Psychoanalyst Mitchell makes a good case for the feminization of hysteria and its later decline and fall as a category of mental illness.

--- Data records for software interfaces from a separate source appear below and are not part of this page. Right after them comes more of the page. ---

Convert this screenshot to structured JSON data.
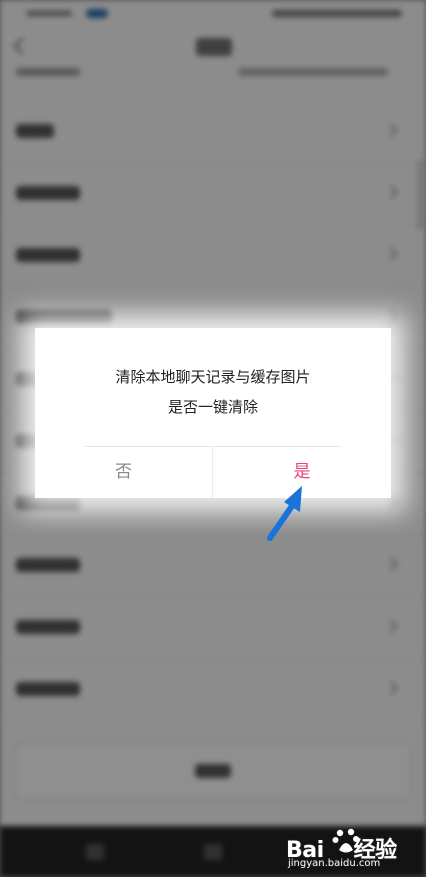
{
  "dialog": {
    "message_line1": "清除本地聊天记录与缓存图片",
    "message_line2": "是否一键清除",
    "cancel_label": "否",
    "confirm_label": "是"
  },
  "colors": {
    "confirm": "#e8457a",
    "cancel": "#8a8a8a",
    "arrow": "#1a73d9"
  },
  "watermark": {
    "brand_left": "Bai",
    "brand_right": "经验",
    "domain": "jingyan.baidu.com"
  }
}
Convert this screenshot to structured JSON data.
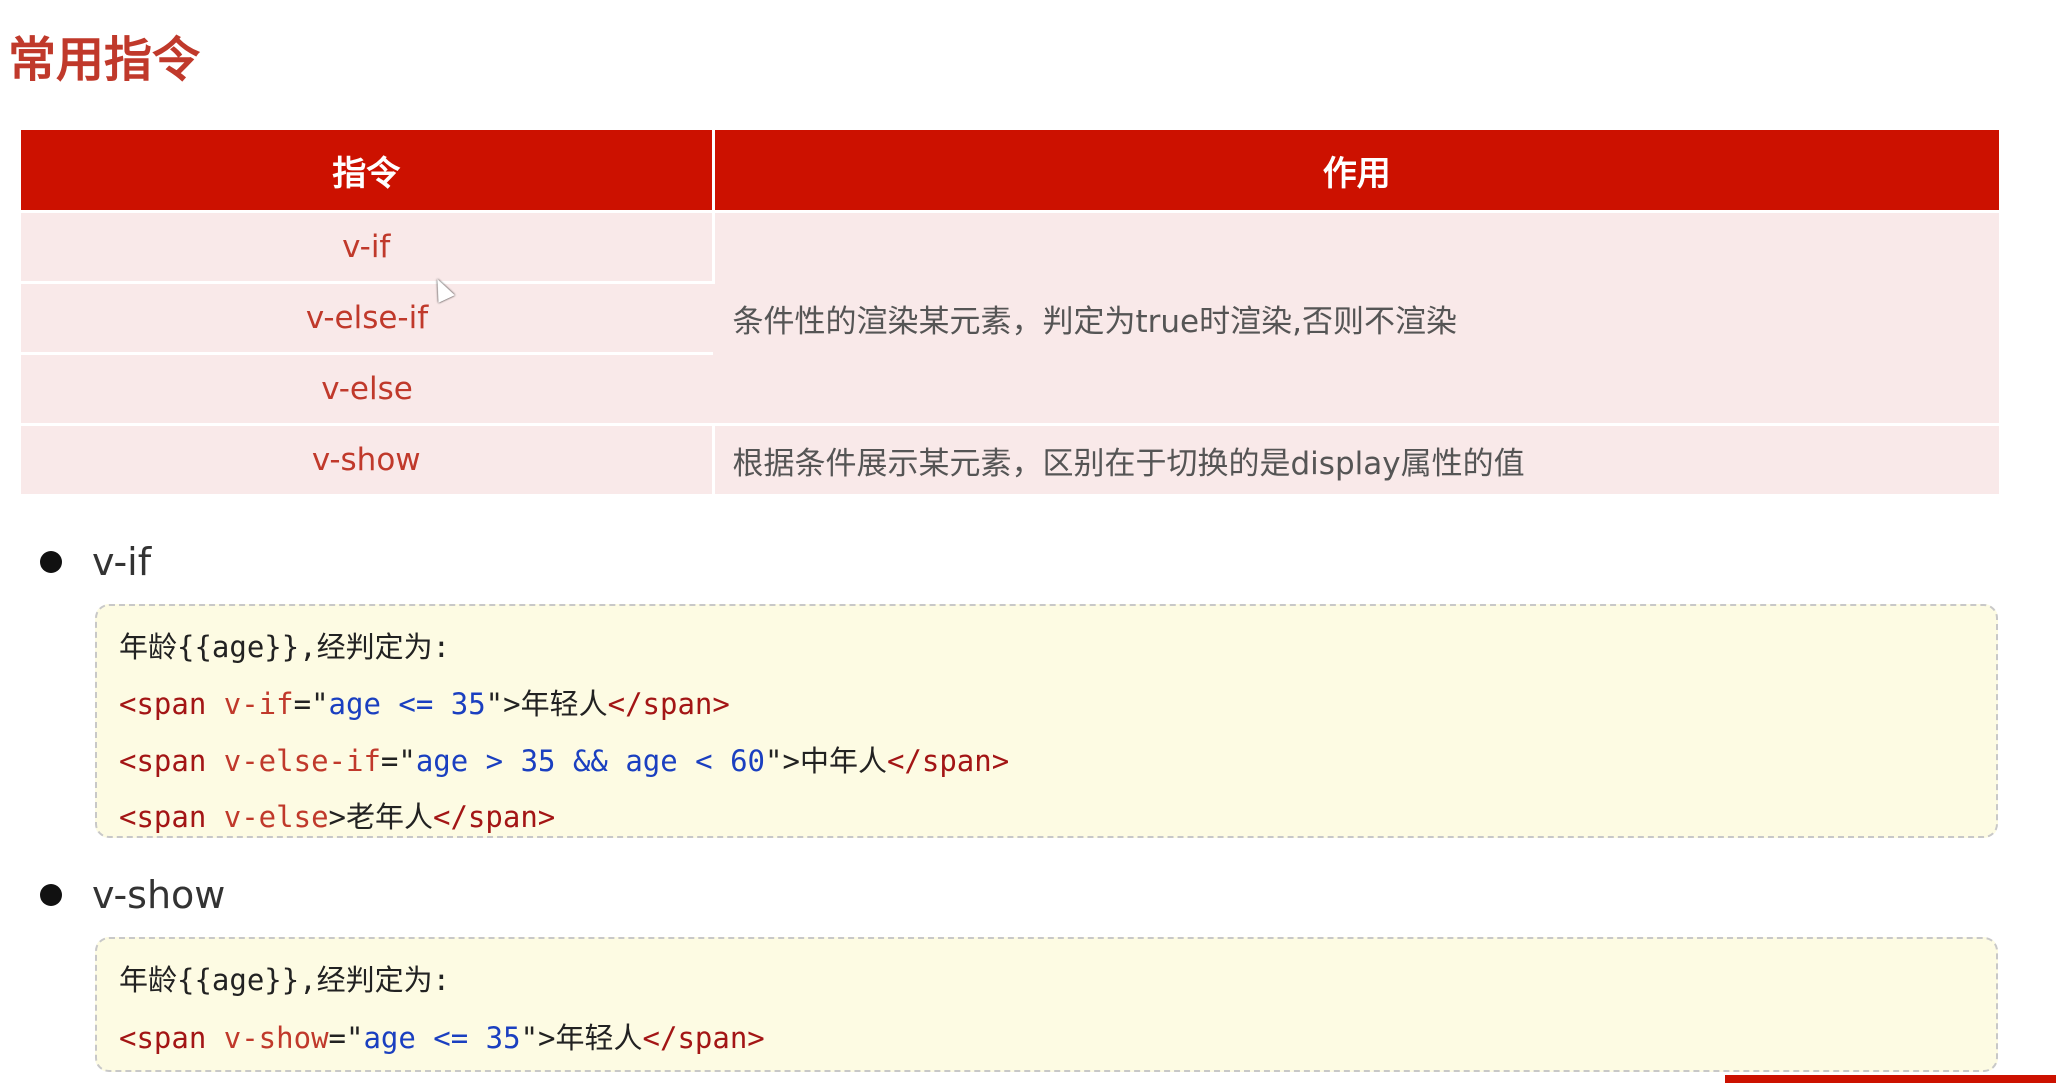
{
  "title": "常用指令",
  "table": {
    "headers": [
      "指令",
      "作用"
    ],
    "rows": [
      {
        "directive": "v-if"
      },
      {
        "directive": "v-else-if"
      },
      {
        "directive": "v-else"
      },
      {
        "directive": "v-show",
        "description": "根据条件展示某元素，区别在于切换的是display属性的值"
      }
    ],
    "merged_description": "条件性的渲染某元素，判定为true时渲染,否则不渲染"
  },
  "sections": [
    {
      "heading": "v-if",
      "code_lines": [
        [
          {
            "t": "年龄{{age}},经判定为:",
            "c": "plain"
          }
        ],
        [
          {
            "t": "<span ",
            "c": "tag"
          },
          {
            "t": "v-if",
            "c": "attr"
          },
          {
            "t": "=\"",
            "c": "plain"
          },
          {
            "t": "age <= 35",
            "c": "str"
          },
          {
            "t": "\">",
            "c": "plain"
          },
          {
            "t": "年轻人",
            "c": "plain"
          },
          {
            "t": "</span>",
            "c": "tag"
          }
        ],
        [
          {
            "t": "<span ",
            "c": "tag"
          },
          {
            "t": "v-else-if",
            "c": "attr"
          },
          {
            "t": "=\"",
            "c": "plain"
          },
          {
            "t": "age > 35 && age < 60",
            "c": "str"
          },
          {
            "t": "\">",
            "c": "plain"
          },
          {
            "t": "中年人",
            "c": "plain"
          },
          {
            "t": "</span>",
            "c": "tag"
          }
        ],
        [
          {
            "t": "<span ",
            "c": "tag"
          },
          {
            "t": "v-else",
            "c": "attr"
          },
          {
            "t": ">",
            "c": "plain"
          },
          {
            "t": "老年人",
            "c": "plain"
          },
          {
            "t": "</span>",
            "c": "tag"
          }
        ]
      ]
    },
    {
      "heading": "v-show",
      "code_lines": [
        [
          {
            "t": "年龄{{age}},经判定为:",
            "c": "plain"
          }
        ],
        [
          {
            "t": "<span ",
            "c": "tag"
          },
          {
            "t": "v-show",
            "c": "attr"
          },
          {
            "t": "=\"",
            "c": "plain"
          },
          {
            "t": "age <= 35",
            "c": "str"
          },
          {
            "t": "\">",
            "c": "plain"
          },
          {
            "t": "年轻人",
            "c": "plain"
          },
          {
            "t": "</span>",
            "c": "tag"
          }
        ]
      ]
    }
  ],
  "colors": {
    "header_bg": "#cc1100",
    "row_bg": "#f9e9e9",
    "directive_text": "#c0392b",
    "code_bg": "#fdfbe3",
    "code_string": "#1a3fc0"
  }
}
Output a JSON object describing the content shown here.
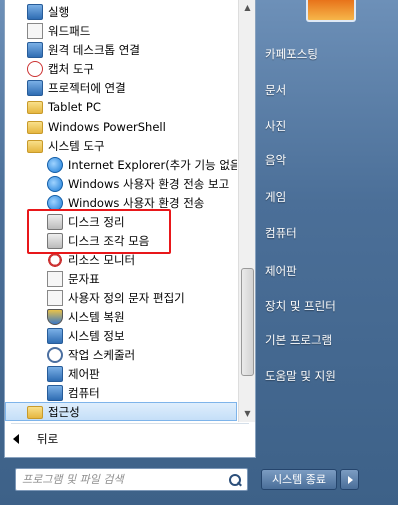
{
  "programs": [
    {
      "label": "실행",
      "icon": "run-icon"
    },
    {
      "label": "워드패드",
      "icon": "wordpad-icon"
    },
    {
      "label": "원격 데스크톱 연결",
      "icon": "remote-desktop-icon"
    },
    {
      "label": "캡처 도구",
      "icon": "snipping-tool-icon"
    },
    {
      "label": "프로젝터에 연결",
      "icon": "projector-icon"
    },
    {
      "label": "Tablet PC",
      "icon": "folder-icon"
    },
    {
      "label": "Windows PowerShell",
      "icon": "folder-icon"
    },
    {
      "label": "시스템 도구",
      "icon": "folder-icon"
    },
    {
      "label": "Internet Explorer(추가 기능 없음",
      "icon": "internet-explorer-icon"
    },
    {
      "label": "Windows 사용자 환경 전송 보고",
      "icon": "easy-transfer-report-icon"
    },
    {
      "label": "Windows 사용자 환경 전송",
      "icon": "easy-transfer-icon"
    },
    {
      "label": "디스크 정리",
      "icon": "disk-cleanup-icon"
    },
    {
      "label": "디스크 조각 모음",
      "icon": "disk-defragmenter-icon"
    },
    {
      "label": "리소스 모니터",
      "icon": "resource-monitor-icon"
    },
    {
      "label": "문자표",
      "icon": "character-map-icon"
    },
    {
      "label": "사용자 정의 문자 편집기",
      "icon": "private-character-editor-icon"
    },
    {
      "label": "시스템 복원",
      "icon": "system-restore-icon"
    },
    {
      "label": "시스템 정보",
      "icon": "system-information-icon"
    },
    {
      "label": "작업 스케줄러",
      "icon": "task-scheduler-icon"
    },
    {
      "label": "제어판",
      "icon": "control-panel-icon"
    },
    {
      "label": "컴퓨터",
      "icon": "computer-icon"
    },
    {
      "label": "접근성",
      "icon": "folder-icon"
    }
  ],
  "back_label": "뒤로",
  "search_placeholder": "프로그램 및 파일 검색",
  "right_menu": [
    {
      "label": "카페포스팅"
    },
    {
      "label": "문서"
    },
    {
      "label": "사진"
    },
    {
      "label": "음악"
    },
    {
      "label": "게임"
    },
    {
      "label": "컴퓨터"
    },
    {
      "label": "제어판"
    },
    {
      "label": "장치 및 프린터"
    },
    {
      "label": "기본 프로그램"
    },
    {
      "label": "도움말 및 지원"
    }
  ],
  "shutdown_label": "시스템 종료",
  "colors": {
    "highlight_box": "#e8171a",
    "selected_row": "#c5dff8"
  }
}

The famed French neurologist Charcot demonstrated the “hysterical” performances of male and female patients in his lectures at the end of the 19th century, thereby influencing Freud and colleagues in their understanding of Dora, Anna O, the Wolf Man, and other celebrated patients. The label “hysteria” described the neuroses—phobias, body ills, guilt, death wishes—that were assumed to be a result of actual parental sexual abuse in infancy (later revised to fantasized sexual abuse). It was described as a condition in which the individual is emptied of self and constantly seeks (through “seduction, tantrums, the grandiosity of telling lies, and the demands of ill health”) to recover “the love of our parents (or their substitutes) that we think has gone to our rival.” If that is so, how did hysteria become gendered, as it was in ancient Greece, in medieval times, and after WWI (when male hysteria became known as “shell shock”)? The answer Mitchell proposes is cultural—the inferior position of women in society dictates a greater susceptibility to hysteria. But she also addresses the classic psychoanalytic explanation (namely, that women have a harder time resolving the Oedipus complex). In any case, the exclusion of male hysteria after WWI and subsequent developments in psychoanalysis marginalized the concept of hysteria to the point of nonexistence. Mitchell revisits the literature and reanalyzes cases of Freud, Klein, and others (down to contemporary studies of individuals such as the poet Anne Sexton) to see the hysteria that is now called by other names. She also adds provocative interpretations of Don Giovanni and Iago as male hysterics.
While only true believers will follow Mitchell in the orthodox canon of complexes, cathexes, and dream interpretations, her arguments for reclaiming hysteria for both sexes are persuasive.